> **What is required**:
For every record below, repeat the text exactly and pass over any image.

> **Input for this task**:

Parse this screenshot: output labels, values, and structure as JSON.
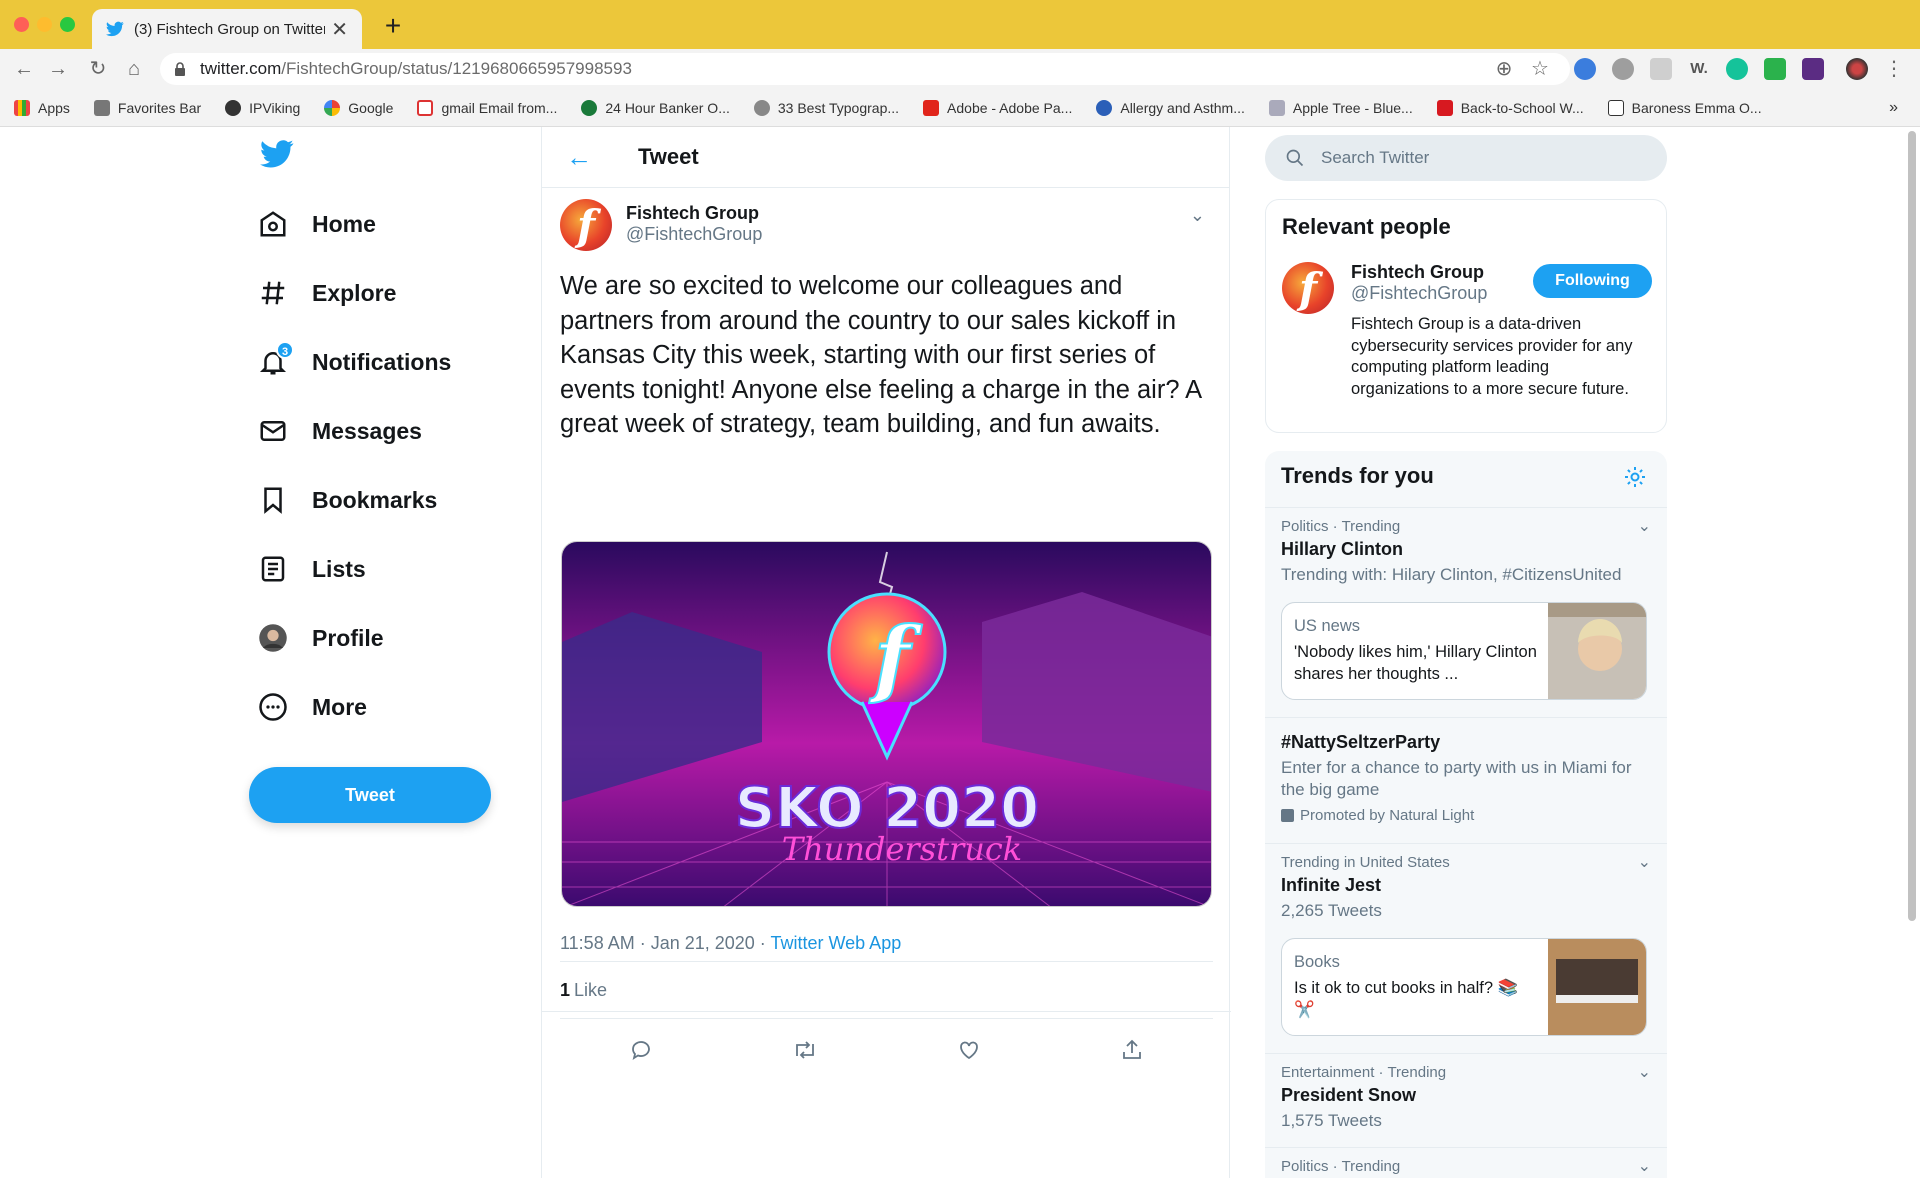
{
  "browser": {
    "tab_title": "(3) Fishtech Group on Twitter:",
    "url_host": "twitter.com",
    "url_path": "/FishtechGroup/status/1219680665957998593",
    "bookmarks": [
      {
        "label": "Apps"
      },
      {
        "label": "Favorites Bar"
      },
      {
        "label": "IPViking"
      },
      {
        "label": "Google"
      },
      {
        "label": "gmail Email from..."
      },
      {
        "label": "24 Hour Banker O..."
      },
      {
        "label": "33 Best Typograp..."
      },
      {
        "label": "Adobe - Adobe Pa..."
      },
      {
        "label": "Allergy and Asthm..."
      },
      {
        "label": "Apple Tree - Blue..."
      },
      {
        "label": "Back-to-School W..."
      },
      {
        "label": "Baroness Emma O..."
      }
    ],
    "more": "»"
  },
  "nav": {
    "items": [
      {
        "label": "Home",
        "icon": "home-icon"
      },
      {
        "label": "Explore",
        "icon": "hashtag-icon"
      },
      {
        "label": "Notifications",
        "icon": "bell-icon"
      },
      {
        "label": "Messages",
        "icon": "envelope-icon"
      },
      {
        "label": "Bookmarks",
        "icon": "bookmark-icon"
      },
      {
        "label": "Lists",
        "icon": "list-icon"
      },
      {
        "label": "Profile",
        "icon": "avatar-icon"
      },
      {
        "label": "More",
        "icon": "more-icon"
      }
    ],
    "notification_count": "3",
    "tweet_button": "Tweet"
  },
  "center": {
    "header_title": "Tweet",
    "tweet": {
      "author_name": "Fishtech Group",
      "author_handle": "@FishtechGroup",
      "text": "We are so excited to welcome our colleagues and partners from around the country to our sales kickoff in Kansas City this week, starting with our first series of events tonight! Anyone else feeling a charge in the air? A great week of strategy, team building, and fun awaits.",
      "media_title": "SKO 2020",
      "media_subtitle": "Thunderstruck",
      "timestamp": "11:58 AM · Jan 21, 2020 · ",
      "source": "Twitter Web App",
      "like_count": "1",
      "like_label": "Like"
    }
  },
  "right": {
    "search_placeholder": "Search Twitter",
    "relevant": {
      "title": "Relevant people",
      "name": "Fishtech Group",
      "handle": "@FishtechGroup",
      "follow_label": "Following",
      "bio": "Fishtech Group is a data-driven cybersecurity services provider for any computing platform leading organizations to a more secure future."
    },
    "trends": {
      "title": "Trends for you",
      "items": [
        {
          "context": "Politics · Trending",
          "name": "Hillary Clinton",
          "sub": "Trending with: Hilary Clinton, #CitizensUnited",
          "card": {
            "category": "US news",
            "text": "'Nobody likes him,' Hillary Clinton shares her thoughts ..."
          }
        },
        {
          "context": "",
          "name": "#NattySeltzerParty",
          "sub": "Enter for a chance to party with us in Miami for the big game",
          "promoted": "Promoted by Natural Light"
        },
        {
          "context": "Trending in United States",
          "name": "Infinite Jest",
          "sub": "2,265 Tweets",
          "card": {
            "category": "Books",
            "text": "Is it ok to cut books in half? 📚 ✂️"
          }
        },
        {
          "context": "Entertainment · Trending",
          "name": "President Snow",
          "sub": "1,575 Tweets"
        },
        {
          "context": "Politics · Trending",
          "name": "",
          "sub": ""
        }
      ]
    }
  },
  "colors": {
    "accent": "#1da1f2",
    "chrome": "#ecc73a",
    "text": "#14171a",
    "muted": "#657786"
  }
}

> **Your solution**:
Parse this screenshot: output labels, values, and structure as JSON.
{
  "browser": {
    "tab_title": "(3) Fishtech Group on Twitter:",
    "url_host": "twitter.com",
    "url_path": "/FishtechGroup/status/1219680665957998593",
    "bookmarks": [
      {
        "label": "Apps"
      },
      {
        "label": "Favorites Bar"
      },
      {
        "label": "IPViking"
      },
      {
        "label": "Google"
      },
      {
        "label": "gmail Email from..."
      },
      {
        "label": "24 Hour Banker O..."
      },
      {
        "label": "33 Best Typograp..."
      },
      {
        "label": "Adobe - Adobe Pa..."
      },
      {
        "label": "Allergy and Asthm..."
      },
      {
        "label": "Apple Tree - Blue..."
      },
      {
        "label": "Back-to-School W..."
      },
      {
        "label": "Baroness Emma O..."
      }
    ],
    "more": "»"
  },
  "nav": {
    "items": [
      {
        "label": "Home",
        "icon": "home-icon"
      },
      {
        "label": "Explore",
        "icon": "hashtag-icon"
      },
      {
        "label": "Notifications",
        "icon": "bell-icon"
      },
      {
        "label": "Messages",
        "icon": "envelope-icon"
      },
      {
        "label": "Bookmarks",
        "icon": "bookmark-icon"
      },
      {
        "label": "Lists",
        "icon": "list-icon"
      },
      {
        "label": "Profile",
        "icon": "avatar-icon"
      },
      {
        "label": "More",
        "icon": "more-icon"
      }
    ],
    "notification_count": "3",
    "tweet_button": "Tweet"
  },
  "center": {
    "header_title": "Tweet",
    "tweet": {
      "author_name": "Fishtech Group",
      "author_handle": "@FishtechGroup",
      "text": "We are so excited to welcome our colleagues and partners from around the country to our sales kickoff in Kansas City this week, starting with our first series of events tonight! Anyone else feeling a charge in the air? A great week of strategy, team building, and fun awaits.",
      "media_title": "SKO 2020",
      "media_subtitle": "Thunderstruck",
      "timestamp": "11:58 AM · Jan 21, 2020 · ",
      "source": "Twitter Web App",
      "like_count": "1",
      "like_label": "Like"
    }
  },
  "right": {
    "search_placeholder": "Search Twitter",
    "relevant": {
      "title": "Relevant people",
      "name": "Fishtech Group",
      "handle": "@FishtechGroup",
      "follow_label": "Following",
      "bio": "Fishtech Group is a data-driven cybersecurity services provider for any computing platform leading organizations to a more secure future."
    },
    "trends": {
      "title": "Trends for you",
      "items": [
        {
          "context": "Politics · Trending",
          "name": "Hillary Clinton",
          "sub": "Trending with: Hilary Clinton, #CitizensUnited",
          "card": {
            "category": "US news",
            "text": "'Nobody likes him,' Hillary Clinton shares her thoughts ..."
          }
        },
        {
          "context": "",
          "name": "#NattySeltzerParty",
          "sub": "Enter for a chance to party with us in Miami for the big game",
          "promoted": "Promoted by Natural Light"
        },
        {
          "context": "Trending in United States",
          "name": "Infinite Jest",
          "sub": "2,265 Tweets",
          "card": {
            "category": "Books",
            "text": "Is it ok to cut books in half? 📚 ✂️"
          }
        },
        {
          "context": "Entertainment · Trending",
          "name": "President Snow",
          "sub": "1,575 Tweets"
        },
        {
          "context": "Politics · Trending",
          "name": "",
          "sub": ""
        }
      ]
    }
  },
  "colors": {
    "accent": "#1da1f2",
    "chrome": "#ecc73a",
    "text": "#14171a",
    "muted": "#657786"
  }
}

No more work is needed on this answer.